Look at Paul Shapiro. He’s doing fantastic stuff in this space. He came up with a way to automate metadata, differently to Moz. Check it out and look at some of his other content. It’s like he’s living in 2040. 20 years ago he created something that can automate 301 redirects. It compares different iterations of your site and can automatically add syntactically-based redirects to your HTAccess file.
Kaggle is the largest platform for data science competitions. It’s interesting to keep an eye on it and see what’s happening in this space. Who is stumping up cash for specific tasks and what are they? For example, the TSA has put up a bid for passenger screening. Remember, these models are only as good as their training data. If this model is the least bit biased, the output will be too. Diversity is paramount to the success of this field. We need to be having these conversations now.
The technology to make this stuff is getting better and cheaper. We’re now talking about disposable AI. You can push entire models through the cloud powered by this disposable AI. There’s no security concerns because nothing is getting saved.
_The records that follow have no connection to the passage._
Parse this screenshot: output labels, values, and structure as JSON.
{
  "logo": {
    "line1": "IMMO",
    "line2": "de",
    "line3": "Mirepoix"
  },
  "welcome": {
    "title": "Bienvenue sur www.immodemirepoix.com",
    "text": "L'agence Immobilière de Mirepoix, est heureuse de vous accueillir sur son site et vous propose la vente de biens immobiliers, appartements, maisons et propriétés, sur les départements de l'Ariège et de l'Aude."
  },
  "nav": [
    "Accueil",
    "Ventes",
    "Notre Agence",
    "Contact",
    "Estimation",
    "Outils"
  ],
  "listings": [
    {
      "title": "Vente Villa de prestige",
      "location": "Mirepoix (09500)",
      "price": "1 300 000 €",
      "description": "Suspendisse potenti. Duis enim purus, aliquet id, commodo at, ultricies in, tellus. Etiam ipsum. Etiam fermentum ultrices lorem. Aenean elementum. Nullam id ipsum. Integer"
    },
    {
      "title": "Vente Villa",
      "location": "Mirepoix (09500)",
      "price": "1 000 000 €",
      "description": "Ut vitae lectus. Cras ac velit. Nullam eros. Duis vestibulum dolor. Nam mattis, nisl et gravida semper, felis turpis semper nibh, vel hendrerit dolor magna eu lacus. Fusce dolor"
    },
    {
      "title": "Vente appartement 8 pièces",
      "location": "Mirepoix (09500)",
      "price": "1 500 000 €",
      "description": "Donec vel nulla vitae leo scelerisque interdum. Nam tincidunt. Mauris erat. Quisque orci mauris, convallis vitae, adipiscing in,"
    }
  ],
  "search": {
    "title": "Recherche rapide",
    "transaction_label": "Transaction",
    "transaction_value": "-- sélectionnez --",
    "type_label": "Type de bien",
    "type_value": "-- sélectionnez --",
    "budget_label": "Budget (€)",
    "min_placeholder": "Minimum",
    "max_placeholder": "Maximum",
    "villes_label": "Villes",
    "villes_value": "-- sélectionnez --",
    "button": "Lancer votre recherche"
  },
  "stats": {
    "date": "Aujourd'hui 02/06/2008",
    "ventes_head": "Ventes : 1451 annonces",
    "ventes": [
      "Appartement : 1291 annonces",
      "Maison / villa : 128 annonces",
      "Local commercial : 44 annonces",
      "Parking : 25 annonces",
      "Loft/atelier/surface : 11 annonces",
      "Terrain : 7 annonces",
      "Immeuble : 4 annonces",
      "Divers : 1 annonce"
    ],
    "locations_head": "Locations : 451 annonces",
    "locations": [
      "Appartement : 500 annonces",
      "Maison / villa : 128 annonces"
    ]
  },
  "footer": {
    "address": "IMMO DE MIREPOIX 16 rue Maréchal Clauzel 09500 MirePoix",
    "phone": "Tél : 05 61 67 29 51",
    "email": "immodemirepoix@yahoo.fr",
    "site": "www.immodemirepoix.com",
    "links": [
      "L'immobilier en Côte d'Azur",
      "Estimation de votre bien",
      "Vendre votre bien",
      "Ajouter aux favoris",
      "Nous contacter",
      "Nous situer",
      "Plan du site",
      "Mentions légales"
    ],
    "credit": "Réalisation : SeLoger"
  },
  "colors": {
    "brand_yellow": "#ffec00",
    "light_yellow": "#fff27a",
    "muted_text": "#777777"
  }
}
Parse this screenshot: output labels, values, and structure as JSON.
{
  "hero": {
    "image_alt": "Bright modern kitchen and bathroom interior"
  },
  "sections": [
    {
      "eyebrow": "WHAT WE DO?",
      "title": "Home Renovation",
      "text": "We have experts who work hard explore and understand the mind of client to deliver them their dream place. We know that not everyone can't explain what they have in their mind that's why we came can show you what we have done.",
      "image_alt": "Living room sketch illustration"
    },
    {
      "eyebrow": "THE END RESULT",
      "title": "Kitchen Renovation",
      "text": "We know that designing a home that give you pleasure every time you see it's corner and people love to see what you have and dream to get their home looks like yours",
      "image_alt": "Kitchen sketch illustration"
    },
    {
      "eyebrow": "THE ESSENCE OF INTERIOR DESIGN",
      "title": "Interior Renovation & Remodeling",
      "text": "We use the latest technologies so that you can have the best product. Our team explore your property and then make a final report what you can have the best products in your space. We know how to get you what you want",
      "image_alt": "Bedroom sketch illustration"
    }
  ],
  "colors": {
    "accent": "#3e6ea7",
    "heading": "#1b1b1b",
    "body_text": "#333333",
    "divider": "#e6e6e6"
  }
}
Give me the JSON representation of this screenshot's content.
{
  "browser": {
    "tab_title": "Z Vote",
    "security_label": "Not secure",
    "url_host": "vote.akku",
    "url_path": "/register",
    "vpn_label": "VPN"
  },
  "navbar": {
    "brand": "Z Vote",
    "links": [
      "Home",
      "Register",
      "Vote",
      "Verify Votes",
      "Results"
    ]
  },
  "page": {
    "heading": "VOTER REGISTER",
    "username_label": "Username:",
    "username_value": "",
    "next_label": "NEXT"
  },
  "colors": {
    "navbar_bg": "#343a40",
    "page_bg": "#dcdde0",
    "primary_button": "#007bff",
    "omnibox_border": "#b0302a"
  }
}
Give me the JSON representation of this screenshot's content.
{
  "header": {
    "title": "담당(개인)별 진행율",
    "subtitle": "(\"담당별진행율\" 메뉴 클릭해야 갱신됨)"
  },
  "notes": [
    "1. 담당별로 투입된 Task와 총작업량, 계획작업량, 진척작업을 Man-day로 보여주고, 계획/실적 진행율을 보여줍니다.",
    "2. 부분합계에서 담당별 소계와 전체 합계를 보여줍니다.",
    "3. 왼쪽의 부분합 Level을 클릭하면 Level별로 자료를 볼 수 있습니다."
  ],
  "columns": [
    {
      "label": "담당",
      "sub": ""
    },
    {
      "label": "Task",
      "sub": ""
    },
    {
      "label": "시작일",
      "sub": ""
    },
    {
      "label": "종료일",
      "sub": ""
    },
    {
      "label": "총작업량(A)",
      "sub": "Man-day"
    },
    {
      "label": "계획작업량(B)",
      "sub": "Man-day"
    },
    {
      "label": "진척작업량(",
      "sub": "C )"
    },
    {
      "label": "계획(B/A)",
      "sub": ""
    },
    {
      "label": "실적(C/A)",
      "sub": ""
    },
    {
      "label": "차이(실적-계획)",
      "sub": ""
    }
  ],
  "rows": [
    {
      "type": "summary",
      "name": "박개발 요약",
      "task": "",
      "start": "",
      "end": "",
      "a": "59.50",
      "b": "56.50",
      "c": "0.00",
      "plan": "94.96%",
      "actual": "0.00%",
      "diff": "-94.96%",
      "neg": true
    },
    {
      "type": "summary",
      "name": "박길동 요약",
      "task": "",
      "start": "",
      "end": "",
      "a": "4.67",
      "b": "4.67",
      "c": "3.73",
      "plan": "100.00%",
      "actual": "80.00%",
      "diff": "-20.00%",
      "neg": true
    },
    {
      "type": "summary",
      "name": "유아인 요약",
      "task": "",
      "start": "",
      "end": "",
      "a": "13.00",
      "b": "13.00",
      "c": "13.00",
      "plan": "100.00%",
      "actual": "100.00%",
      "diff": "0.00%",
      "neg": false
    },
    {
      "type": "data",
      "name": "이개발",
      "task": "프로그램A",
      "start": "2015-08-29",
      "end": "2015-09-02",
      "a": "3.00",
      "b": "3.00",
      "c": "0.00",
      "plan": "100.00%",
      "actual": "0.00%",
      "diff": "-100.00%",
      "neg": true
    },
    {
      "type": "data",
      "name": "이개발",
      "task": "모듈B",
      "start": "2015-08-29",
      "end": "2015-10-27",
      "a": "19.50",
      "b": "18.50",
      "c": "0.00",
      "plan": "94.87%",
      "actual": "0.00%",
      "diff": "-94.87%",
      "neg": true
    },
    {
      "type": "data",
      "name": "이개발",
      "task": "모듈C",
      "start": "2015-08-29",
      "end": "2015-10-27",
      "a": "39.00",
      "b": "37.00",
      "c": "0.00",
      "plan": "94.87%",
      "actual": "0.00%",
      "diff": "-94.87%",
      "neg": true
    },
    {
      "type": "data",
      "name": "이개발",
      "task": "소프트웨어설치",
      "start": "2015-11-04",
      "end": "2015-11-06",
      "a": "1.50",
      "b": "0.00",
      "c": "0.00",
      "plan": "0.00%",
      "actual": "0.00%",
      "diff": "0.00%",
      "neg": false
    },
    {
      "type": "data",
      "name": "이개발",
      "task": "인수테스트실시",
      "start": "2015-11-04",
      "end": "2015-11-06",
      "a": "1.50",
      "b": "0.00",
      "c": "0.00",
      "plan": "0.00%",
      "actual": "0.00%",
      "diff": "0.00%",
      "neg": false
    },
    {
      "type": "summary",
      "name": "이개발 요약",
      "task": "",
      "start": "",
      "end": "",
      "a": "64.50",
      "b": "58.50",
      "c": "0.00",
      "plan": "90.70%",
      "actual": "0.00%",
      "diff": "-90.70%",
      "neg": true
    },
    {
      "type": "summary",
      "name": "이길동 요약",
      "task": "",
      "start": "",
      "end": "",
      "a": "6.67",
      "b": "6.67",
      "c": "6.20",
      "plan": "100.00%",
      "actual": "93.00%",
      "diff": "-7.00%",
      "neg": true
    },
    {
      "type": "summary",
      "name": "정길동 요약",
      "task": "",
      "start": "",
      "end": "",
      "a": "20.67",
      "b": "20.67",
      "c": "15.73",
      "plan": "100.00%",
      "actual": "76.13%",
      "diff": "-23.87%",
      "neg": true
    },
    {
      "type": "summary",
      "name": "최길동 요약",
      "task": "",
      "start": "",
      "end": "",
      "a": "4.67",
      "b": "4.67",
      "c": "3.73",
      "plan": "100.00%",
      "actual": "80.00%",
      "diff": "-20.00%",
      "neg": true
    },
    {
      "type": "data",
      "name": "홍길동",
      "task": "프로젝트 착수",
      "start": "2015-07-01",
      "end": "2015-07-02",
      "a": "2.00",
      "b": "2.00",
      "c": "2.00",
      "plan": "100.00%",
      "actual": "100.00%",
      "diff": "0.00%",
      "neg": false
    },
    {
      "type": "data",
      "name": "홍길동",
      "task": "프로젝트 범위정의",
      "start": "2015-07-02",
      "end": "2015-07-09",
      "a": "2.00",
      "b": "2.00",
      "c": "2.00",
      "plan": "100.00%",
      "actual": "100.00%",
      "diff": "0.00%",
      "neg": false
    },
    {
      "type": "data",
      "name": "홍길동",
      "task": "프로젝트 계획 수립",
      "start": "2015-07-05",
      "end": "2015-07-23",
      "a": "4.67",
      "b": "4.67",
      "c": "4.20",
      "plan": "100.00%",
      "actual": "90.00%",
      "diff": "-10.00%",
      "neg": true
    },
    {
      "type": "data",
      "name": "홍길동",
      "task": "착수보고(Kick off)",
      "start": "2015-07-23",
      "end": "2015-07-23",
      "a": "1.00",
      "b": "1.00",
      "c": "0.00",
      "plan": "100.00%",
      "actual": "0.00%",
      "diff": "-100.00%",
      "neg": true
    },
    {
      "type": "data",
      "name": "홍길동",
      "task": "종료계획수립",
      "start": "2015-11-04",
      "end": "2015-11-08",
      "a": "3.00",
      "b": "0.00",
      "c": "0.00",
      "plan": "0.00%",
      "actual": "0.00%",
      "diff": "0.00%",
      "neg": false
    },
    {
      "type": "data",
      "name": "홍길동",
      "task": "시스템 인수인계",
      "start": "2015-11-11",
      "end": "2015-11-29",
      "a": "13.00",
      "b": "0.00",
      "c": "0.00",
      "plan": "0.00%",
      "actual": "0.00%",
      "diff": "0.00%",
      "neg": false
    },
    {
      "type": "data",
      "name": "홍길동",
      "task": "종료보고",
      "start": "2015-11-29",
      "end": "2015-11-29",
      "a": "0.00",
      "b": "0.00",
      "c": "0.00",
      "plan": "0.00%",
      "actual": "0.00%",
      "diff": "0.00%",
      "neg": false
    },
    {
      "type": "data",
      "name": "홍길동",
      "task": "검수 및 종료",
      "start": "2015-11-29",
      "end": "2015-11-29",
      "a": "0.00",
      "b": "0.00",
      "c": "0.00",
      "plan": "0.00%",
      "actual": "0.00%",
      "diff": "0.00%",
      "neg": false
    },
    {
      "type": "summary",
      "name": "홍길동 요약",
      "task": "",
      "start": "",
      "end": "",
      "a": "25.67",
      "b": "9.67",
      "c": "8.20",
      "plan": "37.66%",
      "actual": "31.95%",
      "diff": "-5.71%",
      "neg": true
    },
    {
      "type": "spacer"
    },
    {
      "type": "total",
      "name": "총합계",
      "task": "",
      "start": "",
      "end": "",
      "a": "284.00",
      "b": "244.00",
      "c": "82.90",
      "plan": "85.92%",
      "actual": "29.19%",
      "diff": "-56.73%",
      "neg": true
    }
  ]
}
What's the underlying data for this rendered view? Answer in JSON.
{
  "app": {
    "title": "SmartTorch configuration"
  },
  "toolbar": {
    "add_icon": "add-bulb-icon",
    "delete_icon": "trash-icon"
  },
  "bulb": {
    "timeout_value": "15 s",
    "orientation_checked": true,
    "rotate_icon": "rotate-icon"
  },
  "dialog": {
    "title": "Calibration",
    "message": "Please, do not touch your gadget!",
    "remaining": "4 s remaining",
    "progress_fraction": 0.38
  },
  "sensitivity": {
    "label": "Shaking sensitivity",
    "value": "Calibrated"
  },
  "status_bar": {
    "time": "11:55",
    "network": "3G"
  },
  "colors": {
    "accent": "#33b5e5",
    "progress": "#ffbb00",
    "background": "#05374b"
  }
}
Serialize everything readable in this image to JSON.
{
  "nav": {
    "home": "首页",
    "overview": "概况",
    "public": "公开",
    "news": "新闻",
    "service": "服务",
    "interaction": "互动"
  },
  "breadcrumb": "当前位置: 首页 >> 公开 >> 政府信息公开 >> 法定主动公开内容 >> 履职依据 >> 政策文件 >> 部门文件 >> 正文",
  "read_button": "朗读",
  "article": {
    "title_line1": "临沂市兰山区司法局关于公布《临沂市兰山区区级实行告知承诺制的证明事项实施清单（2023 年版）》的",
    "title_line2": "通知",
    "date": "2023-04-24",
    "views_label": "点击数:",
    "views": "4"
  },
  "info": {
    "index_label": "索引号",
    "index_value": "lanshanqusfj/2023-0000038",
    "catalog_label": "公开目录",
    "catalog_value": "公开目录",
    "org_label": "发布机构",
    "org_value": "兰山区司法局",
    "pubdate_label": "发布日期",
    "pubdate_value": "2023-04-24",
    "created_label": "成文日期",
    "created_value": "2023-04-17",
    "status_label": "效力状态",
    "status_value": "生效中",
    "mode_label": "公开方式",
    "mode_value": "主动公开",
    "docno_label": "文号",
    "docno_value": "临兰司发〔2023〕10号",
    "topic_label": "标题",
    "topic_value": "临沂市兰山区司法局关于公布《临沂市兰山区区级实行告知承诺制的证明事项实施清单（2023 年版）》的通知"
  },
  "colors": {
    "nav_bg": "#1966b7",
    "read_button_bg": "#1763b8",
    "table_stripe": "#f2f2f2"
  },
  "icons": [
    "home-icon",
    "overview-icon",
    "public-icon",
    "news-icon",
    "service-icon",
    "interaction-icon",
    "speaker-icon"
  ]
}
It’s all sitting on these machines and vanishing after the fact.
Britney finishes by saying that the Moz data science team is working on new ML tools for SEO. So watch this space.
The key takeaways:
- Machine learning combines statistics and programming.
- Machine learning is only as good as the data.
- YOU can create an ML model today.
- ML will level us up as an industry.
- Diversity is paramount in ML.
This post is one of 12 in our Search Leeds 2019 collection
- Search Leeds: Sophie Coley – Search Listening: How and why we should be using Google data way beyond traditional keyword research
- Search Leeds: Jon Greenhalgh – A.I. in Paid Media: strategies you can use tomorrow
- Search Leeds: Stephen Kenwright – Content marketing frameworks that will get you paid more
- Search Leeds: Women in Digital – Confidence in public speaking and the workplace
- Search Leeds: Women in Digital – How to Maintain a Work Life Balance
- Search Leeds: Britney Muller – Machine learning for SEOs
- Search Leeds: Sam Marsden – Overcoming Technical SEO challenges for enterprise sites
- Search Leeds: Emily Potter – Featured snippets – the achievable SERP feature
- Search Leeds: Rory Truesdale – Intent optimisation – why it matters and how it can improve your SEO results
- Search Leeds: Bastian Grimm – Why most SEO audits are sh*t
- Search Leeds: Kirsty Hulse – How science can help you have better ideas